Exercise objective -> Go through the records and copy each line where the string "saída" occurs.

Provided material ->
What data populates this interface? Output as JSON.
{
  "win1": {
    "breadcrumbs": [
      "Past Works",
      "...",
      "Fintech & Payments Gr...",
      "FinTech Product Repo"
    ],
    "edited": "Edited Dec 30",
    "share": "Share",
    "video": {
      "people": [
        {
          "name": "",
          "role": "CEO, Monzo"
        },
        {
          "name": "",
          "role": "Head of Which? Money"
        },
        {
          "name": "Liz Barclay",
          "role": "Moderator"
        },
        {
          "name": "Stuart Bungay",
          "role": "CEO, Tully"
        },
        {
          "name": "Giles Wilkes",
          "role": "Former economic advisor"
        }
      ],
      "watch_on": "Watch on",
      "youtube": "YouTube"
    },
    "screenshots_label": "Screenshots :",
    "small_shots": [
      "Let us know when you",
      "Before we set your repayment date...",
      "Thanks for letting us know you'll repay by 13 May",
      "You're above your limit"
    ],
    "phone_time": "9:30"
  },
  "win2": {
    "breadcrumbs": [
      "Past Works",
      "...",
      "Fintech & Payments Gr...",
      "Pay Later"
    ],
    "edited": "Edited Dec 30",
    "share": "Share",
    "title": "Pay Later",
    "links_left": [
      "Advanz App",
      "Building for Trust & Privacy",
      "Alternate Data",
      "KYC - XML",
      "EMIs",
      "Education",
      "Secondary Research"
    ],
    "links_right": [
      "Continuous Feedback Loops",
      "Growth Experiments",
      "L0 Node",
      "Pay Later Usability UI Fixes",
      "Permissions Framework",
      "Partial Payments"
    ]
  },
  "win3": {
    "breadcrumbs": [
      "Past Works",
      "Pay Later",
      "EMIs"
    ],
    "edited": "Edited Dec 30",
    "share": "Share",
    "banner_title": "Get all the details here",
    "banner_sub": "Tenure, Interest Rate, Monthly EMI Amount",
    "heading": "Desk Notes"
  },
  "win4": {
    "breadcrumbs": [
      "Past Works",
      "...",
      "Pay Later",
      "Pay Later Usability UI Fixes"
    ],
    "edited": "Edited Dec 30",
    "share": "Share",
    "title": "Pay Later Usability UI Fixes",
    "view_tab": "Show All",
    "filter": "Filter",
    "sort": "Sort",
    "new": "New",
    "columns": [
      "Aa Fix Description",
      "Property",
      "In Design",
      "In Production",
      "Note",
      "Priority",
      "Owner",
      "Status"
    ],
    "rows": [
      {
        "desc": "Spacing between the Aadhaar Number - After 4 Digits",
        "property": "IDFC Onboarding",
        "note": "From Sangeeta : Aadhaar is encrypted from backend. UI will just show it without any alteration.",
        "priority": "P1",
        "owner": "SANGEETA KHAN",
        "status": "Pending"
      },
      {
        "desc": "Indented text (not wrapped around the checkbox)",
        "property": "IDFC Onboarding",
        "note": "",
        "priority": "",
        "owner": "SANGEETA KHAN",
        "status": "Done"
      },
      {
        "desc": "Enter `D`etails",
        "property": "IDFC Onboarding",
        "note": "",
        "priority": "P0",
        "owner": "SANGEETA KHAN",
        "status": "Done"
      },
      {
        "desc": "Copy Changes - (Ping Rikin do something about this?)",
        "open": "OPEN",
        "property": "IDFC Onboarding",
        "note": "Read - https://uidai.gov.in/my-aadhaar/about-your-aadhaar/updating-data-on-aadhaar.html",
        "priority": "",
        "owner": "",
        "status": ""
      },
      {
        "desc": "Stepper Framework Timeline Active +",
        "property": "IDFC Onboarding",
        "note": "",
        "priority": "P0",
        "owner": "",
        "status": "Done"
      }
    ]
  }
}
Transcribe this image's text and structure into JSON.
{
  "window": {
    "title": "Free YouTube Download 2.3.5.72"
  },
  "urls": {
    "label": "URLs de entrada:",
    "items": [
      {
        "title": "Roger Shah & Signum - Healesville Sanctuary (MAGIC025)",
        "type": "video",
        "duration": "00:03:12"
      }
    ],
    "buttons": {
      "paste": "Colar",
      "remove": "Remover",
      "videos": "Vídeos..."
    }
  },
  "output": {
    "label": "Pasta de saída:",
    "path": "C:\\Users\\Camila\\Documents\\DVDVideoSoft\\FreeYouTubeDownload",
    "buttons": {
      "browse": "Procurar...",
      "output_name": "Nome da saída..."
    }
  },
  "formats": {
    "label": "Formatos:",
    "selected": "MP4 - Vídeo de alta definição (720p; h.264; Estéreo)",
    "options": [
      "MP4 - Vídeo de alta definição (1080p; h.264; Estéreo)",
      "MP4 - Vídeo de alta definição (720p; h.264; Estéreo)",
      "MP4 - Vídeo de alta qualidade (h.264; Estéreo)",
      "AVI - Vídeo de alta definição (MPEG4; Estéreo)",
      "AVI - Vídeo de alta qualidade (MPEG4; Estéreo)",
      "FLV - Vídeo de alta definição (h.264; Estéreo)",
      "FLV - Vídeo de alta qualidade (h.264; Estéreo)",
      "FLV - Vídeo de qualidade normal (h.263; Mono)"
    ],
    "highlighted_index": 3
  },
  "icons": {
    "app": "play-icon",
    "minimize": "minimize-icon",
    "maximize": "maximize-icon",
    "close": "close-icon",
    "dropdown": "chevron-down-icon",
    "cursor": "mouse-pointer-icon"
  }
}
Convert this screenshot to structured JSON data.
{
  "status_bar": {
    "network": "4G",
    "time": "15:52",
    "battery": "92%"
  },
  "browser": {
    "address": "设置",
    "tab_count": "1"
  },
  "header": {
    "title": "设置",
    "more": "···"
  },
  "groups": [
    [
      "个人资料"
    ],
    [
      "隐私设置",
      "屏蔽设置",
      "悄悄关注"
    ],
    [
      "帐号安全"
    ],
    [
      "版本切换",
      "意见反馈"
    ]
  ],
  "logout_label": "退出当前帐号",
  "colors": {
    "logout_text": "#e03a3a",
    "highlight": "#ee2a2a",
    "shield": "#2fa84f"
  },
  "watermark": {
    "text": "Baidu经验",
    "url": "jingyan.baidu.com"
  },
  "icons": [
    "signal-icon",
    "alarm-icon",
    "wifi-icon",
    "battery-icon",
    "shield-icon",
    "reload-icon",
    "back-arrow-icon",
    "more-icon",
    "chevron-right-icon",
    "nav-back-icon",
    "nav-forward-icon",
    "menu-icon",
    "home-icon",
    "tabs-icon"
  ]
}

Solution to this problem ->
    "label": "Pasta de saída:",
      "output_name": "Nome da saída..."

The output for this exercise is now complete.